Riding the waves of mHealth development
By Artur Direito, on 3 October 2017
By Dr. Kristina Curtis, Research Fellow in eHealth and behaviour change for Coventry University and Public Health Warwickshire
I started researching the area of mhealth in 2011 as part of my PhD at Warwick University. Specifically, I was interested in how we could embed behaviour change theory into mobile health tech to manage and prevent overweight and obesity. I gained the opportunity to make this into an applied project and develop a family weight management app to complement local public health family weight management services.
I selected the Behaviour change Wheel (BCW) framework to guide development because it was underpinned with a comprehensive model of behaviour change (Capability, Opportunity, Motivation and Behaviour Model: COM-B) that accounted for both environmental and automatic influences on behaviour foregone in traditional health psychology theories. It also linked conditions in the model to relevant behaviour change strategies (known as intervention functions and behaviour change techniques) to bring about change. Lastly, it really made me think about what was the actual target behaviour that I wanted to change and that less is more which in the case of apps, is vital. While theory and evidence are important for app development, there are other factors to consider. App features need to be engaging for the target audience. This led to combining the BCW with a User-centred-design (UCD) approach and working with industry to help ensure that the theoretical components were translated into engaging app features.
At the same time as systematically designing the app and conducting research with parents, I also worked alongside an experienced app development company. Working with industry was great fun, particularly brain storming the translation of behaviour change techniques and user preferences into engaging app features. Unfortunately, the budget ran out and I was unable to continue working with this company. I moved the project to a start-up company who unfortunately were not as experienced in mobile app development and although the app now looks great, the download process for the trial was too complicated and sadly only a few parents went onto download the app after completing baseline measures.
Frustratingly, although I have developed the first theory and evidence based, user-centred app for managing parents’ portion control behaviours with their children, it’s still unavailable to the public due to implementation issues (pertaining to both the local authority and technical development of the app). Nonetheless, I have learnt a great deal in the process and felt it would be beneficial to share details of how we can avoid some of the pitfalls in app development. The ‘Appiness’ event is a mhealth and public health interdisciplinary event showcasing apps for improving the public’s health and well-being. The content will cover different approaches to app development and evaluation and how to maximise user-engagement. It will end with a panel discussion on the challenges and future directions within mhealth. We have a range of speakers from local authority (Hertsmere Borough Council), the NHS (Health Education England), charity (Diabetes UK), the app industry (Headspace) and academia (UCL & Glasgow University). Speakers will cover a range of health topics including: weight management, diabetes prevention, alcohol reduction, physical activity and mental health.

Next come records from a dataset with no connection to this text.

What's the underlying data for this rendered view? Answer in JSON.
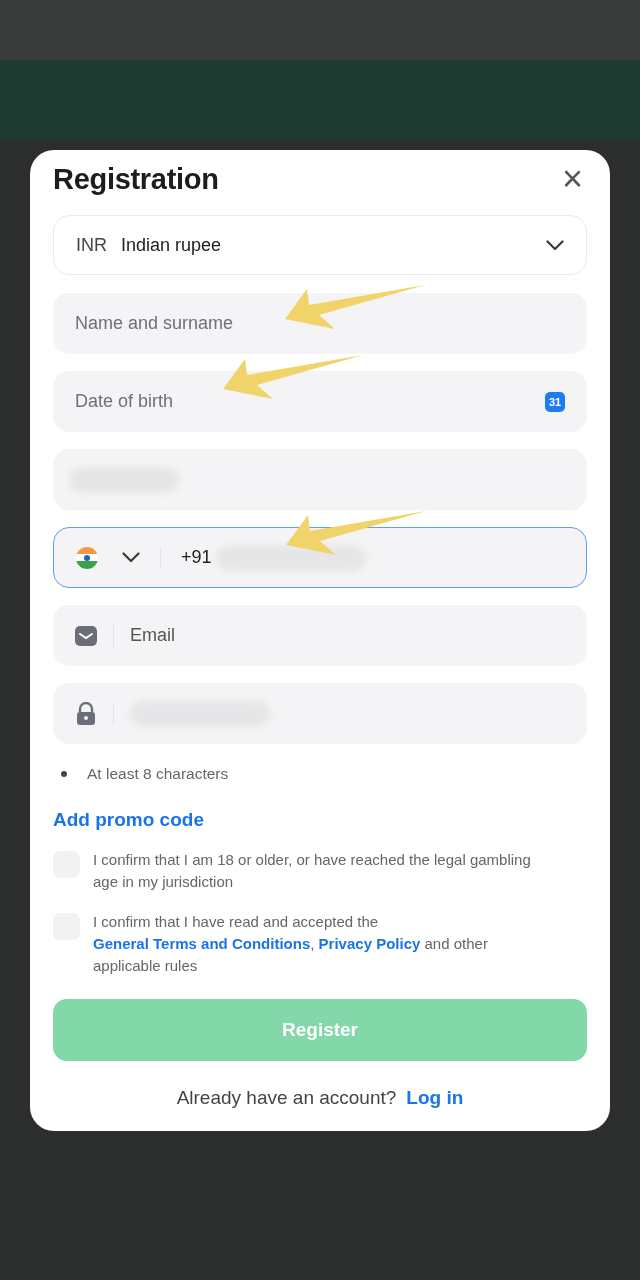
{
  "dialog": {
    "title": "Registration",
    "close": "×"
  },
  "currency": {
    "code": "INR",
    "name": "Indian rupee"
  },
  "fields": [
    {
      "kind": "text",
      "placeholder": "Name and surname",
      "arrow": true
    },
    {
      "kind": "date",
      "placeholder": "Date of birth",
      "calendar_day": "31",
      "arrow": true
    },
    {
      "kind": "redacted"
    },
    {
      "kind": "phone",
      "value": "+91",
      "focused": true,
      "arrow": true
    },
    {
      "kind": "email",
      "placeholder": "Email"
    },
    {
      "kind": "password"
    }
  ],
  "password_rules": [
    "At least 8 characters"
  ],
  "promo_link": "Add promo code",
  "consents": [
    {
      "checked": false,
      "parts": [
        {
          "text": "I confirm that I am 18 or older, or have reached the legal gambling age in my jurisdiction",
          "link": false
        }
      ]
    },
    {
      "checked": false,
      "parts": [
        {
          "text": "I confirm that I have read and accepted the ",
          "link": false
        },
        {
          "text": "General Terms and Conditions",
          "link": true
        },
        {
          "text": ", ",
          "link": false
        },
        {
          "text": "Privacy Policy",
          "link": true
        },
        {
          "text": " and other applicable rules",
          "link": false
        }
      ]
    }
  ],
  "register_button": {
    "label": "Register",
    "disabled": true
  },
  "footer": {
    "text": "Already have an account?",
    "link": "Log in"
  }
}
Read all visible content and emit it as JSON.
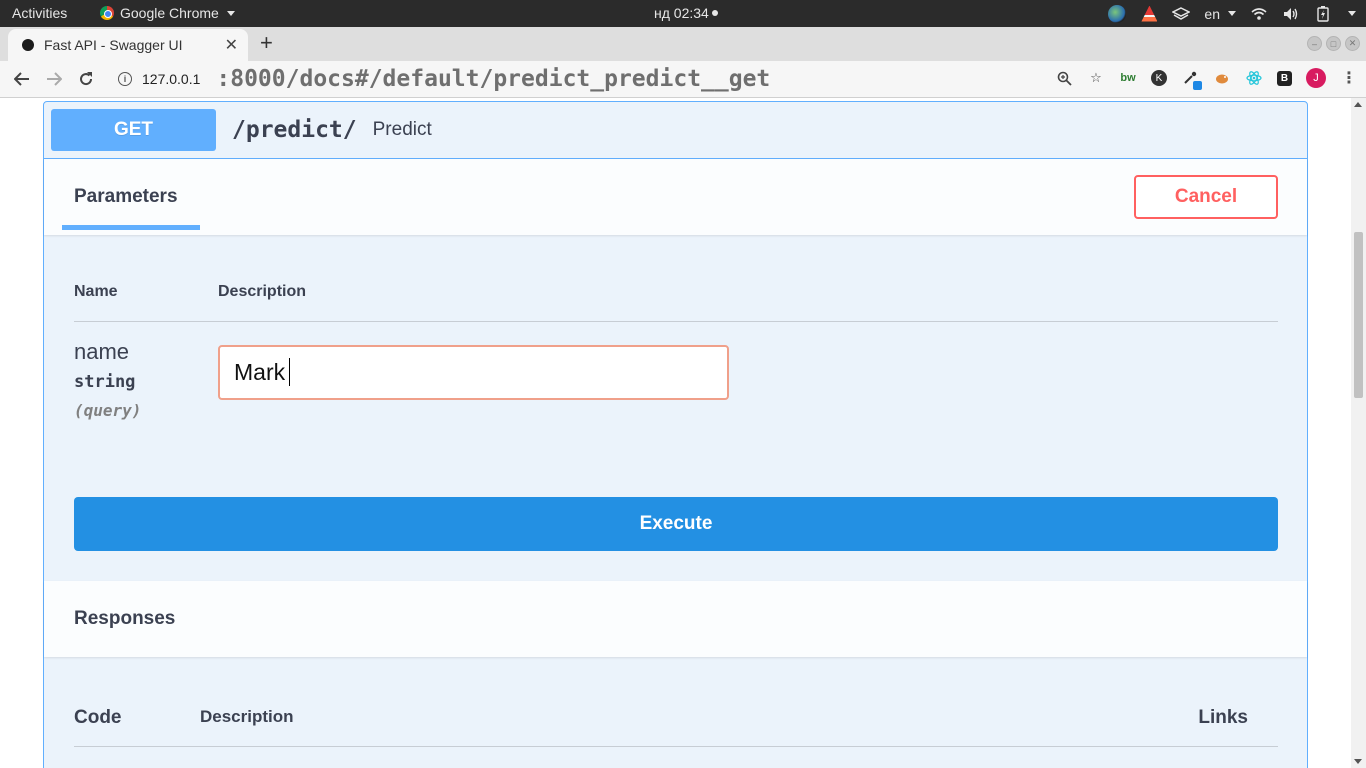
{
  "desktop": {
    "activities": "Activities",
    "app_name": "Google Chrome",
    "clock": "нд 02:34",
    "language": "en"
  },
  "browser": {
    "tab_title": "Fast API - Swagger UI",
    "url_host": "127.0.0.1",
    "url_rest": ":8000/docs#/default/predict_predict__get",
    "ext_bw": "bw",
    "ext_k": "K",
    "ext_b": "B",
    "avatar_letter": "J"
  },
  "operation": {
    "method": "GET",
    "path": "/predict/",
    "summary": "Predict",
    "parameters_title": "Parameters",
    "cancel_label": "Cancel",
    "col_name": "Name",
    "col_description": "Description",
    "param": {
      "name": "name",
      "type": "string",
      "in": "(query)",
      "value": "Mark"
    },
    "execute_label": "Execute",
    "responses_title": "Responses",
    "resp_col_code": "Code",
    "resp_col_description": "Description",
    "resp_col_links": "Links"
  },
  "colors": {
    "get_accent": "#61affe",
    "execute": "#2390e3",
    "cancel": "#ff6060",
    "opblock_bg": "#ebf3fb"
  }
}
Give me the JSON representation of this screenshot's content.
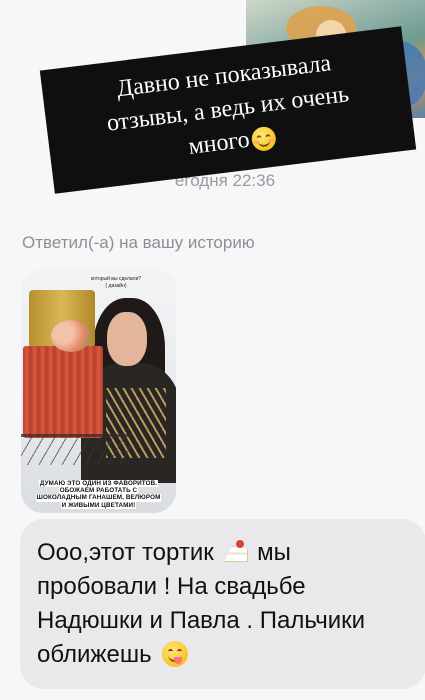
{
  "caption": {
    "line1": "Давно не показывала",
    "line2": "отзывы, а ведь их очень",
    "line3": "много",
    "emoji": "smiling-face-icon"
  },
  "thread": {
    "timestamp": "егодня 22:36",
    "reply_label": "Ответил(-а) на вашу историю"
  },
  "story": {
    "question_line1": "который вы сделали?",
    "question_line2": "( дизайн)",
    "overlay_line1": "ДУМАЮ ЭТО ОДИН ИЗ ФАВОРИТОВ.",
    "overlay_line2": "ОБОЖАЕМ РАБОТАТЬ С",
    "overlay_line3": "ШОКОЛАДНЫМ ГАНАШЕМ, ВЕЛЮРОМ",
    "overlay_line4": "И ЖИВЫМИ ЦВЕТАМИ!"
  },
  "message": {
    "part1": "Ооо,этот  тортик",
    "cake_emoji": "shortcake-icon",
    "part2": "мы пробовали ! На свадьбе Надюшки и Павла . Пальчики оближешь",
    "yum_emoji": "face-savoring-food-icon"
  }
}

Please visit www.hpphn.org.uk to register now!
Practical questions to think about for mhealth development and implementation include:
- What are the most important things to look for when choosing an app development company?
- What are the realistic costs associated with app development?
- What steps can universities and local health authorities take to ensure a smooth process in implementation?
- How can interdisciplinary teams work more efficiently together?
Kristina spent the early part of her career working in the digital marketing industry before returning to studies and taking up the role of a Research Fellow in eHealth and behaviour change for Coventry University and Public Health Warwickshire. Kristina’s role primarily focuses on the development of a decision support tool to embed behavioural science into the public health commissioning process. Kristina continues to collaborate on interdisciplinary eHealth projects in the areas of paediatric overweight and obesity, paediatric sickle-cell disease, and Alzheimer’s disease and diabetes prevention. She is driven by the potential of her work to have a direct impact on the health of populations both in the UK and overseas.